EXERCISE DATA »
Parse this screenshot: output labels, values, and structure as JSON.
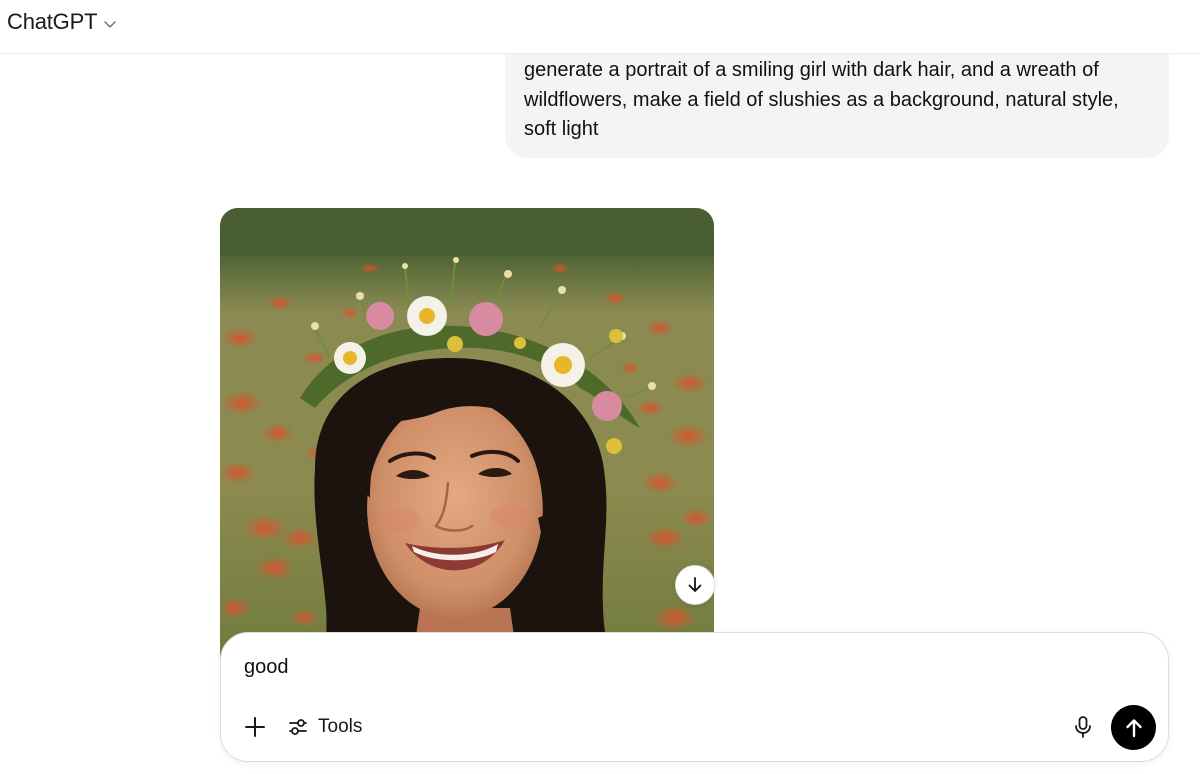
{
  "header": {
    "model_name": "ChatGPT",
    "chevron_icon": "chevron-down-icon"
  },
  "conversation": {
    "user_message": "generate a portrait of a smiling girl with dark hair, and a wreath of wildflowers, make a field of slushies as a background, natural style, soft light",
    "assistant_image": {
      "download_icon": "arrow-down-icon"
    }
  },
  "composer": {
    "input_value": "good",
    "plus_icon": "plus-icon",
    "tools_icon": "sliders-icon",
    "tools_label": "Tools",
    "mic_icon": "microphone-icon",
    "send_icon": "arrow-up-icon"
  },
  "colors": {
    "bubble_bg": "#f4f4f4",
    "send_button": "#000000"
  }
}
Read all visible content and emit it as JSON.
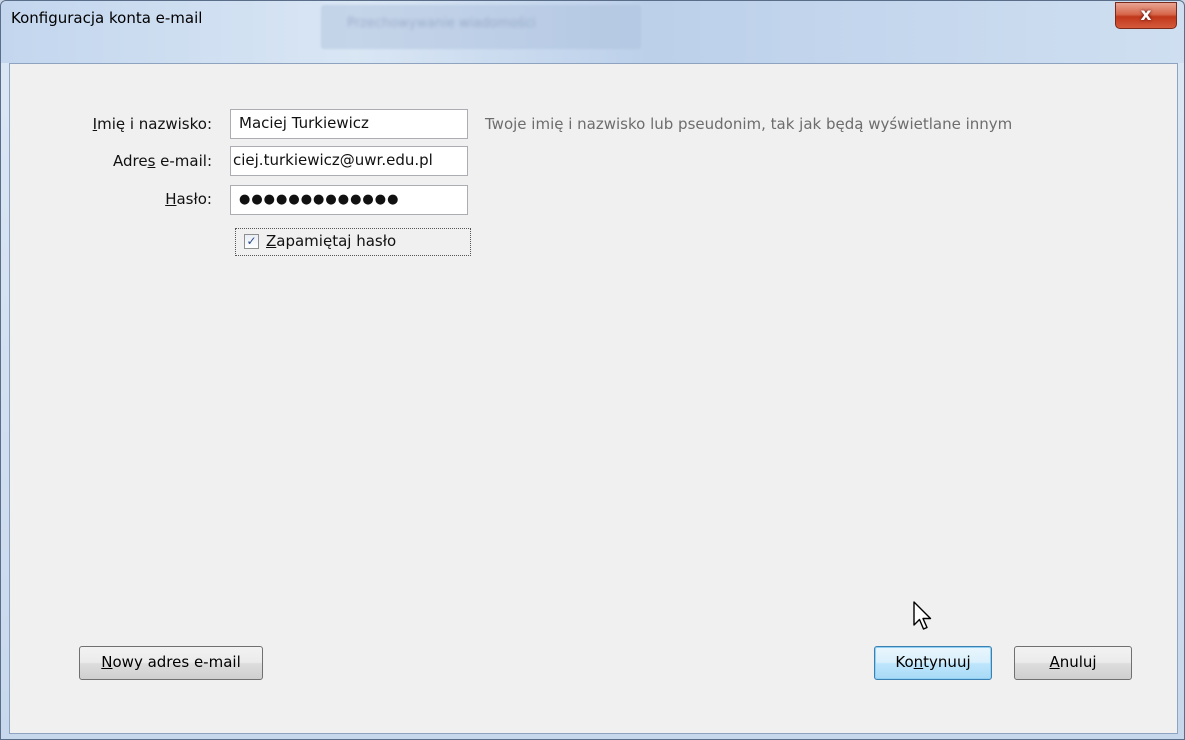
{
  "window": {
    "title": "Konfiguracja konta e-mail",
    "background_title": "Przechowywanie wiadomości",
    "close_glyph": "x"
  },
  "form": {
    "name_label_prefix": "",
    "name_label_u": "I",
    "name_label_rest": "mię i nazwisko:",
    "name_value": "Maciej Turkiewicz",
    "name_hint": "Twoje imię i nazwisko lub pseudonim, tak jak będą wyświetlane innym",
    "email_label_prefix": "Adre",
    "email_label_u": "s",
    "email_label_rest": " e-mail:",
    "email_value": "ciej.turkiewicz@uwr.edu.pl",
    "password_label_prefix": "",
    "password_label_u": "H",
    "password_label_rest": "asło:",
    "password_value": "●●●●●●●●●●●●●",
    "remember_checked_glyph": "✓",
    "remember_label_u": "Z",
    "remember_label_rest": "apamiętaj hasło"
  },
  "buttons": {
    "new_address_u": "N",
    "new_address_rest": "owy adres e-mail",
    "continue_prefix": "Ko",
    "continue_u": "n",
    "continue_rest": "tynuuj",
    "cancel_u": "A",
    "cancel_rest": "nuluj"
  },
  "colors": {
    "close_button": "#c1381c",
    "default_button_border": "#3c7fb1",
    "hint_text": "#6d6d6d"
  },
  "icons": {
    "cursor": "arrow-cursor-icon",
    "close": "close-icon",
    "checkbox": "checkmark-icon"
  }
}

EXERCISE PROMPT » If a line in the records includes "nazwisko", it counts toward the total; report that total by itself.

EXERCISE ANSWER » 2